Written and directed by Carter Smith.
With Jena Malone, Cooper Koch, Mark Patton and José Colon.
Follows two best friends on their last night together, with a nightmare of drugs, bugs and horrific intimacy.
Carter Smith (The ruins, Jamie Marks is dead) third movie Swallowed is difficult to categorize in the most exciting way and, honestly, it might be best for an open-minded audience to witness for themselves, as free from outside influences as possible.
If you’re still with me, however, Smith presents a singular take on the body horror genre filtered through a distinct and deeply felt LGBTQ+ lens. Its heavy, unpredictable, and genre-melding narrative won’t suit all tastes, but those willing to follow Smith and his game thrown down that slimy rabbit hole will be rewarded with a highly original effort.
Ben (Cooper Koch) is a young man who moves to Los Angeles hoping to become a porn star, and in order to send him off with a big wad of cash, his buddy Dom (Jose Colon) has arranged for the couple to transport high-priced drugs across the border at the behest of trafficker Alice (Jena Malone). Typically, Dom and Ben have to ingest the drugs in order to conceal them from border agents, but it turns out the drugs aren’t quite what they expected, and retrieving them at the other end doesn’t will not be so simple.
Whether Swallowed Apparently starting out as a relatively familiar drug movie, it’s not long before Smith totally upends our expectations of such a story, between a disturbing body-horror aspect and an ostensibly weird perspective. Without giving too much away, the things in Dom and Ben’s stomachs begin to cause intense digestive distress quite early on, much like the squirmy-inducing aftermath on screen.
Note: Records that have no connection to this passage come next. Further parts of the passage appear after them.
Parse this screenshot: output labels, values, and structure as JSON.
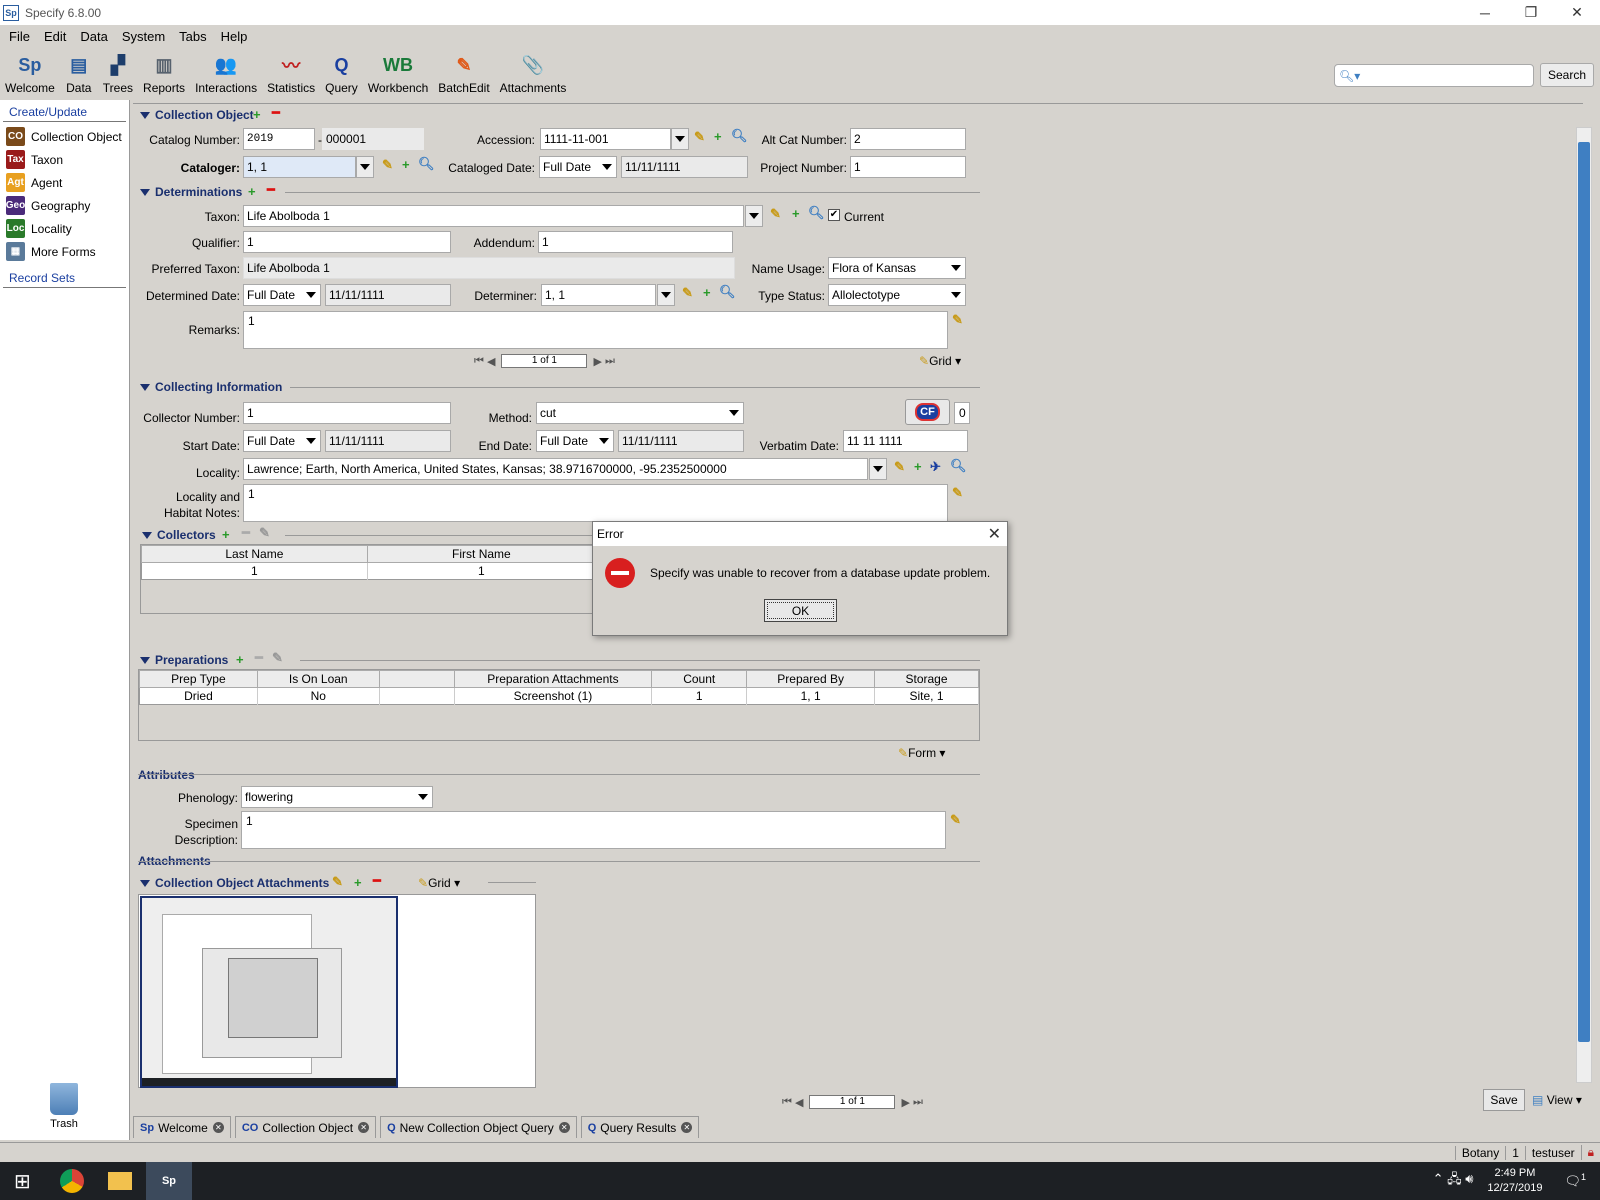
{
  "window": {
    "title": "Specify 6.8.00",
    "logo": "Sp",
    "min": "─",
    "restore": "❐",
    "close": "✕"
  },
  "menu": [
    "File",
    "Edit",
    "Data",
    "System",
    "Tabs",
    "Help"
  ],
  "toolbar": [
    {
      "label": "Welcome",
      "icon": "specify-logo-icon",
      "glyph": "Sp",
      "color": "#2a5d9f"
    },
    {
      "label": "Data",
      "icon": "data-form-icon",
      "glyph": "▤",
      "color": "#2a5d9f"
    },
    {
      "label": "Trees",
      "icon": "trees-icon",
      "glyph": "▞",
      "color": "#1d3d6b"
    },
    {
      "label": "Reports",
      "icon": "reports-icon",
      "glyph": "▥",
      "color": "#56616d"
    },
    {
      "label": "Interactions",
      "icon": "interactions-icon",
      "glyph": "👥",
      "color": "#c86a1a"
    },
    {
      "label": "Statistics",
      "icon": "statistics-icon",
      "glyph": "〰",
      "color": "#c02020"
    },
    {
      "label": "Query",
      "icon": "query-icon",
      "glyph": "Q",
      "color": "#1a3fa0"
    },
    {
      "label": "Workbench",
      "icon": "workbench-icon",
      "glyph": "WB",
      "color": "#1a7a3a"
    },
    {
      "label": "BatchEdit",
      "icon": "batchedit-icon",
      "glyph": "✎",
      "color": "#e05a1a"
    },
    {
      "label": "Attachments",
      "icon": "attachments-icon",
      "glyph": "📎",
      "color": "#666"
    }
  ],
  "search": {
    "placeholder": "",
    "button": "Search"
  },
  "sidebar": {
    "create_header": "Create/Update",
    "items": [
      {
        "label": "Collection Object",
        "abbr": "CO",
        "color": "#7a4a1a"
      },
      {
        "label": "Taxon",
        "abbr": "Tax",
        "color": "#9a1a1a"
      },
      {
        "label": "Agent",
        "abbr": "Agt",
        "color": "#e8a020"
      },
      {
        "label": "Geography",
        "abbr": "Geo",
        "color": "#4a2a7a"
      },
      {
        "label": "Locality",
        "abbr": "Loc",
        "color": "#2a7a2a"
      },
      {
        "label": "More Forms",
        "abbr": "▦",
        "color": "#5a7a9a"
      }
    ],
    "record_sets": "Record Sets",
    "trash": "Trash"
  },
  "co": {
    "section": "Collection Object",
    "catalog_number_label": "Catalog Number:",
    "catalog_prefix": "2019",
    "catalog_sep": "-",
    "catalog_suffix": "000001",
    "accession_label": "Accession:",
    "accession": "1111-11-001",
    "alt_cat_label": "Alt Cat Number:",
    "alt_cat": "2",
    "cataloger_label": "Cataloger:",
    "cataloger": "1, 1",
    "cataloged_date_label": "Cataloged Date:",
    "cataloged_date_type": "Full Date",
    "cataloged_date": "11/11/1111",
    "project_number_label": "Project Number:",
    "project_number": "1"
  },
  "det": {
    "section": "Determinations",
    "taxon_label": "Taxon:",
    "taxon": "Life Abolboda 1",
    "current_label": "Current",
    "current_check": "✔",
    "qualifier_label": "Qualifier:",
    "qualifier": "1",
    "addendum_label": "Addendum:",
    "addendum": "1",
    "preferred_label": "Preferred Taxon:",
    "preferred": "Life Abolboda 1",
    "name_usage_label": "Name Usage:",
    "name_usage": "Flora of Kansas",
    "det_date_label": "Determined Date:",
    "det_date_type": "Full Date",
    "det_date": "11/11/1111",
    "determiner_label": "Determiner:",
    "determiner": "1, 1",
    "type_status_label": "Type Status:",
    "type_status": "Allolectotype",
    "remarks_label": "Remarks:",
    "remarks": "1",
    "pager": "1 of 1",
    "grid": "Grid"
  },
  "ci": {
    "section": "Collecting Information",
    "collector_number_label": "Collector Number:",
    "collector_number": "1",
    "method_label": "Method:",
    "method": "cut",
    "cf_badge": "CF",
    "cf_count": "0",
    "start_date_label": "Start Date:",
    "start_date_type": "Full Date",
    "start_date": "11/11/1111",
    "end_date_label": "End Date:",
    "end_date_type": "Full Date",
    "end_date": "11/11/1111",
    "verbatim_date_label": "Verbatim Date:",
    "verbatim_date": "11 11 1111",
    "locality_label": "Locality:",
    "locality": "Lawrence; Earth, North America, United States, Kansas; 38.9716700000, -95.2352500000",
    "habitat_label_1": "Locality and",
    "habitat_label_2": "Habitat Notes:",
    "habitat": "1"
  },
  "collectors": {
    "section": "Collectors",
    "columns": [
      "Last Name",
      "First Name"
    ],
    "rows": [
      [
        "1",
        "1"
      ]
    ]
  },
  "preps": {
    "section": "Preparations",
    "columns": [
      "Prep Type",
      "Is On Loan",
      "",
      "Preparation Attachments",
      "Count",
      "Prepared By",
      "Storage"
    ],
    "rows": [
      [
        "Dried",
        "No",
        "",
        "Screenshot (1)",
        "1",
        "1, 1",
        "Site, 1"
      ]
    ],
    "form": "Form"
  },
  "attrs": {
    "section": "Attributes",
    "phenology_label": "Phenology:",
    "phenology": "flowering",
    "spec_desc_label_1": "Specimen",
    "spec_desc_label_2": "Description:",
    "spec_desc": "1"
  },
  "attachments": {
    "section": "Attachments",
    "coa_section": "Collection Object Attachments",
    "grid": "Grid"
  },
  "bottom": {
    "pager": "1 of 1",
    "save": "Save",
    "view": "View"
  },
  "tabs": [
    {
      "label": "Welcome",
      "icon": "specify-logo-icon",
      "glyph": "Sp"
    },
    {
      "label": "Collection Object",
      "icon": "collection-object-icon",
      "glyph": "CO"
    },
    {
      "label": "New Collection Object Query",
      "icon": "query-icon",
      "glyph": "Q"
    },
    {
      "label": "Query Results",
      "icon": "query-icon",
      "glyph": "Q"
    }
  ],
  "status": {
    "discipline": "Botany",
    "count": "1",
    "user": "testuser"
  },
  "taskbar": {
    "time": "2:49 PM",
    "date": "12/27/2019",
    "notif": "1"
  },
  "dialog": {
    "title": "Error",
    "message": "Specify was unable to recover from a database update problem.",
    "ok": "OK"
  }
}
There is also a clear desire on Smith’s part to display the naked male body in unexpected ways; frontal nudity frequently abounds, both horribly distressed and beautiful, but never for a gay panic laugh as is so often the case in Hollywood. And then there’s the prominent queer overintensity; it’s clear from the start that Dom has feelings for Ben’s departure, while Alice’s drug kingpin Rich is a goofy middle-aged man played with theatrical relish by the great Mark Patton. (of A Nightmare on Elm Street 2: Freddy’s Revenge fame).
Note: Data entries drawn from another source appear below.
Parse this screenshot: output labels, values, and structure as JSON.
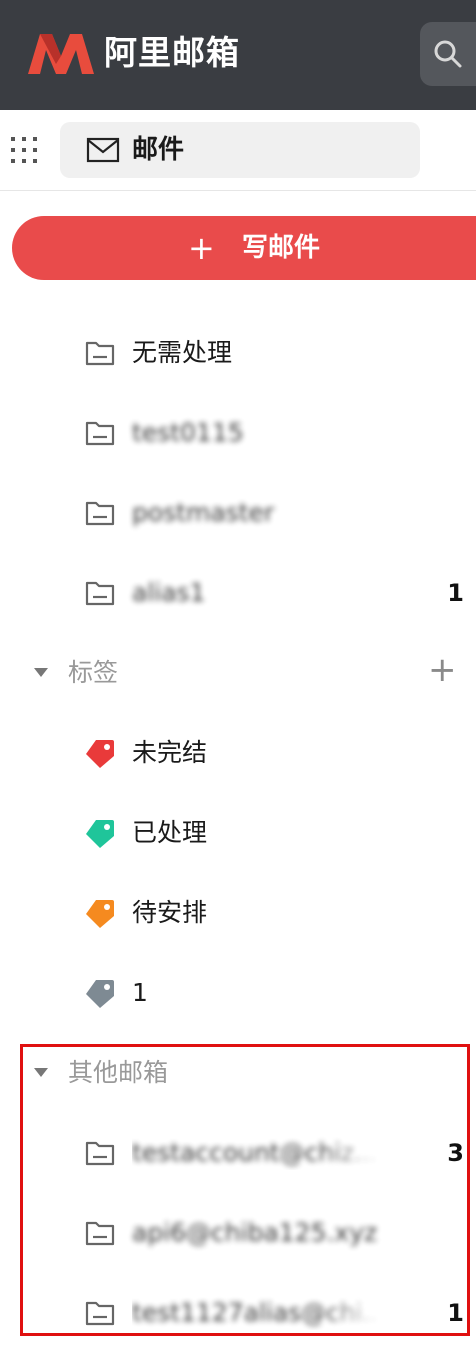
{
  "header": {
    "brand": "阿里邮箱",
    "brand_color": "#e84c3d",
    "search_icon": "search-icon"
  },
  "app_switcher": {
    "grid_icon": "grid-icon",
    "current_app": "邮件",
    "current_app_icon": "mail-icon"
  },
  "compose": {
    "plus": "+",
    "label": "写邮件"
  },
  "folders": [
    {
      "label": "无需处理",
      "count": ""
    },
    {
      "label": "test0115",
      "count": "",
      "obscured": true
    },
    {
      "label": "postmaster",
      "count": "",
      "obscured": true
    },
    {
      "label": "alias1",
      "count": "1",
      "obscured": true
    }
  ],
  "tags_section": {
    "title": "标签",
    "add": "+",
    "items": [
      {
        "label": "未完结",
        "color": "#e93a3a"
      },
      {
        "label": "已处理",
        "color": "#1fc59a"
      },
      {
        "label": "待安排",
        "color": "#f58a1f"
      },
      {
        "label": "1",
        "color": "#7e8a93"
      }
    ]
  },
  "other_mailboxes": {
    "title": "其他邮箱",
    "items": [
      {
        "label": "testaccount@chiz...",
        "count": "3",
        "obscured": true
      },
      {
        "label": "api6@chiba125.xyz",
        "count": "",
        "obscured": true
      },
      {
        "label": "test1127alias@chi...",
        "count": "1",
        "obscured": true
      }
    ]
  }
}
It all adds up to consistently quirky work that eschews much of the overt supernatural horror in favor of something far more grounded and plausible. The climax feels perhaps a A little overextended once its point is made, but that does little to undermine a bold and fearless entry into an often fetishistic subgenre concerned with macabre destruction above all else.
The cast also deserves major credit for bringing Smith’s shrewd vision to fruition; newcomers Cooper Koch and Jose Colon (who has no other credits to his name) are easily likable as our two digestion-beleaguered leads, and it doesn’t take much audience effort to fully support their increasingly grim struggle to survive. The always-awesome Jena Malone is also perfectly cast as the surly trafficker whose characterization turns out to be more complex than it first appears, and once again Mark Patton is clearly having fun playing the pivot (or center pivot ?) Rich. His coasting performance lands just on the right side of camp without detracting from the “seriousness” of the play.
The techniques are also rock solid; Smith chose to shoot the film in a square 4:3 aspect ratio that emphasizes the confinement of the protagonists, while Christopher Bear’s heart-pounding synth score ties the visuals together with aplomb. Endlessly disarming in its undulating unpredictability, Swallowed offers a new take on body horror that considers human frailty from a most unusual angle.
Scintillating Myth Rating – Movie: ★ ★ ★ ★ / Movie: ★ ★ ★
Shaun Munro – Follow me on Twitter for more cinematic rides.